* Exercise directions: Reproduce all entries word for word.

··· Records supplied

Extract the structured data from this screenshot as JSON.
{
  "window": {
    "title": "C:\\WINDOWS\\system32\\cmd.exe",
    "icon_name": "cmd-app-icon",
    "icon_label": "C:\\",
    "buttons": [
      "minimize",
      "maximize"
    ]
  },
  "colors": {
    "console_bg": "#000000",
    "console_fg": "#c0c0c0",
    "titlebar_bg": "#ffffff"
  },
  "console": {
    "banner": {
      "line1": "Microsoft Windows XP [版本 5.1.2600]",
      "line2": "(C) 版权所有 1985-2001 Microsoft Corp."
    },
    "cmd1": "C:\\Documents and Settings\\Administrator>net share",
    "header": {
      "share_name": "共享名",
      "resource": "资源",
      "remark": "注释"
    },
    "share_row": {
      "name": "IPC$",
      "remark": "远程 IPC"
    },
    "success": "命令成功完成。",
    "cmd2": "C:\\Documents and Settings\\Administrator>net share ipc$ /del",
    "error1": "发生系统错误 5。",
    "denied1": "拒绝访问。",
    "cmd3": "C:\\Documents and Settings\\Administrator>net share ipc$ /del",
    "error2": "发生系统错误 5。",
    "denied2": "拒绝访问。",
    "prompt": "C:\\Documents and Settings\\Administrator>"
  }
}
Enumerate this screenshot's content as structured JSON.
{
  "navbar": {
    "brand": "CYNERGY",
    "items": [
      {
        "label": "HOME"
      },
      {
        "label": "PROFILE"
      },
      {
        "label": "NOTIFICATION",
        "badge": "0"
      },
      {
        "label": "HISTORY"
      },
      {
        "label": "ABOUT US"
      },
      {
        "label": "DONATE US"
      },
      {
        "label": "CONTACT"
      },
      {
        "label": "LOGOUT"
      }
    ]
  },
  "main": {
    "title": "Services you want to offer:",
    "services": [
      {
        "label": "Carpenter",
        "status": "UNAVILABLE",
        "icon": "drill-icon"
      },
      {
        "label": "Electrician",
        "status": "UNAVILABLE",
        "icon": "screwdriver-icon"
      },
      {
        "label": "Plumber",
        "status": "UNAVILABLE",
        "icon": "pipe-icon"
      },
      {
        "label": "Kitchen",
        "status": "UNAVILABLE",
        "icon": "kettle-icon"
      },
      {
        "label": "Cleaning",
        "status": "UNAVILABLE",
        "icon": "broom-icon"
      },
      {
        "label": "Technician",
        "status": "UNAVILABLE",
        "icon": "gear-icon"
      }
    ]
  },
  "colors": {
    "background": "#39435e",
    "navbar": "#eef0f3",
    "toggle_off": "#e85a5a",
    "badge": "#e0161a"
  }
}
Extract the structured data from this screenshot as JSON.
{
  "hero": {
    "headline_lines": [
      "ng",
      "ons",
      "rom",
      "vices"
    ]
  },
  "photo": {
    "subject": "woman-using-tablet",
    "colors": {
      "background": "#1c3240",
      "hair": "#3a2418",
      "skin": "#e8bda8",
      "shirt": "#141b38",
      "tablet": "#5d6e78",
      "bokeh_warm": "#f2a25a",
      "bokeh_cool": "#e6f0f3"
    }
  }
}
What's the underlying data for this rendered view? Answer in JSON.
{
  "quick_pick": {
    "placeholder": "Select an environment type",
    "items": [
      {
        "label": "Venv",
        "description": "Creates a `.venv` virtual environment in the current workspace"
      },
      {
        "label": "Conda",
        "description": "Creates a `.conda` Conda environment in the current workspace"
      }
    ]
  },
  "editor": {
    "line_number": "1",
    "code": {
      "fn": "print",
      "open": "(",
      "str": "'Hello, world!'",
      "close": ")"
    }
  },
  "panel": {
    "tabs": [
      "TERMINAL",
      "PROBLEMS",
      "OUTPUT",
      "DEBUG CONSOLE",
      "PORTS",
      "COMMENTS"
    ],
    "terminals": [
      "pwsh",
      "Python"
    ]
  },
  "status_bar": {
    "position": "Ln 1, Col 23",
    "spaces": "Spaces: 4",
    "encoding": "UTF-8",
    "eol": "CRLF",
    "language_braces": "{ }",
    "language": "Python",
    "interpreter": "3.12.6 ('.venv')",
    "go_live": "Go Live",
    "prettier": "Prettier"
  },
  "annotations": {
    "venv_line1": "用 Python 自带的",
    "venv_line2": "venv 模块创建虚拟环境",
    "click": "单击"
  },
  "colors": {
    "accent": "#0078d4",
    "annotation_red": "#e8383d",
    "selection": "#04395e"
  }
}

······

* Task result:
Extract the structured data from this screenshot as JSON.
{
  "window": {
    "title": "C:\\WINDOWS\\system32\\cmd.exe",
    "icon_name": "cmd-app-icon",
    "icon_label": "C:\\",
    "buttons": [
      "minimize",
      "maximize"
    ]
  },
  "colors": {
    "console_bg": "#000000",
    "console_fg": "#c0c0c0",
    "titlebar_bg": "#ffffff"
  },
  "console": {
    "banner": {
      "line1": "Microsoft Windows XP [版本 5.1.2600]",
      "line2": "(C) 版权所有 1985-2001 Microsoft Corp."
    },
    "cmd1": "C:\\Documents and Settings\\Administrator>net share",
    "header": {
      "share_name": "共享名",
      "resource": "资源",
      "remark": "注释"
    },
    "share_row": {
      "name": "IPC$",
      "remark": "远程 IPC"
    },
    "success": "命令成功完成。",
    "cmd2": "C:\\Documents and Settings\\Administrator>net share ipc$ /del",
    "error1": "发生系统错误 5。",
    "denied1": "拒绝访问。",
    "cmd3": "C:\\Documents and Settings\\Administrator>net share ipc$ /del",
    "error2": "发生系统错误 5。",
    "denied2": "拒绝访问。",
    "prompt": "C:\\Documents and Settings\\Administrator>"
  }
}
Enumerate this screenshot's content as structured JSON.
{
  "navbar": {
    "brand": "CYNERGY",
    "items": [
      {
        "label": "HOME"
      },
      {
        "label": "PROFILE"
      },
      {
        "label": "NOTIFICATION",
        "badge": "0"
      },
      {
        "label": "HISTORY"
      },
      {
        "label": "ABOUT US"
      },
      {
        "label": "DONATE US"
      },
      {
        "label": "CONTACT"
      },
      {
        "label": "LOGOUT"
      }
    ]
  },
  "main": {
    "title": "Services you want to offer:",
    "services": [
      {
        "label": "Carpenter",
        "status": "UNAVILABLE",
        "icon": "drill-icon"
      },
      {
        "label": "Electrician",
        "status": "UNAVILABLE",
        "icon": "screwdriver-icon"
      },
      {
        "label": "Plumber",
        "status": "UNAVILABLE",
        "icon": "pipe-icon"
      },
      {
        "label": "Kitchen",
        "status": "UNAVILABLE",
        "icon": "kettle-icon"
      },
      {
        "label": "Cleaning",
        "status": "UNAVILABLE",
        "icon": "broom-icon"
      },
      {
        "label": "Technician",
        "status": "UNAVILABLE",
        "icon": "gear-icon"
      }
    ]
  },
  "colors": {
    "background": "#39435e",
    "navbar": "#eef0f3",
    "toggle_off": "#e85a5a",
    "badge": "#e0161a"
  }
}
Extract the structured data from this screenshot as JSON.
{
  "hero": {
    "headline_lines": [
      "ng",
      "ons",
      "rom",
      "vices"
    ]
  },
  "photo": {
    "subject": "woman-using-tablet",
    "colors": {
      "background": "#1c3240",
      "hair": "#3a2418",
      "skin": "#e8bda8",
      "shirt": "#141b38",
      "tablet": "#5d6e78",
      "bokeh_warm": "#f2a25a",
      "bokeh_cool": "#e6f0f3"
    }
  }
}
What's the underlying data for this rendered view? Answer in JSON.
{
  "quick_pick": {
    "placeholder": "Select an environment type",
    "items": [
      {
        "label": "Venv",
        "description": "Creates a `.venv` virtual environment in the current workspace"
      },
      {
        "label": "Conda",
        "description": "Creates a `.conda` Conda environment in the current workspace"
      }
    ]
  },
  "editor": {
    "line_number": "1",
    "code": {
      "fn": "print",
      "open": "(",
      "str": "'Hello, world!'",
      "close": ")"
    }
  },
  "panel": {
    "tabs": [
      "TERMINAL",
      "PROBLEMS",
      "OUTPUT",
      "DEBUG CONSOLE",
      "PORTS",
      "COMMENTS"
    ],
    "terminals": [
      "pwsh",
      "Python"
    ]
  },
  "status_bar": {
    "position": "Ln 1, Col 23",
    "spaces": "Spaces: 4",
    "encoding": "UTF-8",
    "eol": "CRLF",
    "language_braces": "{ }",
    "language": "Python",
    "interpreter": "3.12.6 ('.venv')",
    "go_live": "Go Live",
    "prettier": "Prettier"
  },
  "annotations": {
    "venv_line1": "用 Python 自带的",
    "venv_line2": "venv 模块创建虚拟环境",
    "click": "单击"
  },
  "colors": {
    "accent": "#0078d4",
    "annotation_red": "#e8383d",
    "selection": "#04395e"
  }
}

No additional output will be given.